The damage of a deeper rift would imperil America’s relationships and alliances everywhere. Whether he intends to actually bring U.S. troops home or not, Trump is yet again showing contempt for America’s friends — by not talking to them, by bullying them and by treating them no better, and often worse, than the autocrats he coddles.

From Berlin to Paris, London, Tokyo, Seoul, Ottawa and Canberra, leaders are concluding that America’s support is no longer categorical but transactional, and that it’s time to make other arrangements. The tragedy for Europe is that there may never be a credible alternative to American military protection.

The tragedy for the world is that, without the U.S. as its guarantor, the wider "West” is also ceasing to exist as an idea, leading to global instability and anxiety, or "Westlessness,” as some think tankers have punned. This West — admittedly a slippery notion — represented a community of nations that saw liberal values as worth defending in a pinch, especially against authoritarianism. Germans are certainly among those doubting whether Trump’s America is, in that sense, Western.

There are many reasons to hope that Joe Biden defeats Trump in November. Creeping geopolitical disintegration is a big one, and the piecemeal rift in U.S.-German and U.S.-European relations is a part of that. Let’s hope the Americans stay in Germany, and that Europeans reciprocate by doing their part in military defense. Otherwise, it’ll be the cynics celebrating, from Germany’s anti-American Left to the autocrats in Moscow, Beijing and elsewhere.

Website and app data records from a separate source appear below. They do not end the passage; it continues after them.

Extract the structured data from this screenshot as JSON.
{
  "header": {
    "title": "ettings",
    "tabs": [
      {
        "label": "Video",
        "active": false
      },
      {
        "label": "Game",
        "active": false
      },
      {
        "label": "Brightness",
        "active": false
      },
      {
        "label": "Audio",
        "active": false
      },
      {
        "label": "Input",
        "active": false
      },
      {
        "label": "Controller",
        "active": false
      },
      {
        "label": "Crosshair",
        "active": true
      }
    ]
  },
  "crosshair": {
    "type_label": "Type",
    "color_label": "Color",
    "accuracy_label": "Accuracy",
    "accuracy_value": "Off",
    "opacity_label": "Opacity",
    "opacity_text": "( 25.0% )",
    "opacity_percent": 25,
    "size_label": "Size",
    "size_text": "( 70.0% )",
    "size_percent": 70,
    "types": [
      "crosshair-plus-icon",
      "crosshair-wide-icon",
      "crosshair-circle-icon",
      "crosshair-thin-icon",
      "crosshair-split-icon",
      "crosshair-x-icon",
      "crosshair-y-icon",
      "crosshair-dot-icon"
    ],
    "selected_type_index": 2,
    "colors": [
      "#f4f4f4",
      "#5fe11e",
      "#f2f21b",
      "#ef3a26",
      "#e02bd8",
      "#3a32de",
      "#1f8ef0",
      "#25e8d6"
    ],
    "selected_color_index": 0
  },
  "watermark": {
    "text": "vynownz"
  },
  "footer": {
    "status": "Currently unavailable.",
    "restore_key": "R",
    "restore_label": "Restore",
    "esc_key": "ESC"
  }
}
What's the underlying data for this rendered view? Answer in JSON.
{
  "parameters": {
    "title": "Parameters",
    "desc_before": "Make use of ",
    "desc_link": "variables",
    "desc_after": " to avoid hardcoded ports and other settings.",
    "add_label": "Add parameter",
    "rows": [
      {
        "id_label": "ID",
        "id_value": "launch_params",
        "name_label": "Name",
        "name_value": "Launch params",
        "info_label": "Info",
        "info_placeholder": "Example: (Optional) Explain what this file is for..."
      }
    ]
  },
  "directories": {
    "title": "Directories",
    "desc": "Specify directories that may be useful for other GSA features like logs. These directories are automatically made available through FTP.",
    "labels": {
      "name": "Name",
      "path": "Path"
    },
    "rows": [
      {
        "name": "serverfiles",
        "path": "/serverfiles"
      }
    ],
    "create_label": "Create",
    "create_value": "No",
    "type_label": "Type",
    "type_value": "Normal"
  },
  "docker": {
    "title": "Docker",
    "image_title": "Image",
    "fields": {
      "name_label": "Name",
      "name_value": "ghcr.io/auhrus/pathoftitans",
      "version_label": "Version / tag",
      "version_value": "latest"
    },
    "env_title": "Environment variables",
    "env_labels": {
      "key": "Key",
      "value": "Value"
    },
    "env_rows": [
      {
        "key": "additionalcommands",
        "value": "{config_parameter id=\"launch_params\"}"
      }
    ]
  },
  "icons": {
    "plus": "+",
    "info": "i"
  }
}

Andreas Kluth is a columnist for Bloomberg Opinion. He was previously editor in chief of Handelsblatt Global and a writer for the Economist. He's the author of "Hannibal and Me."

Coronavirus banner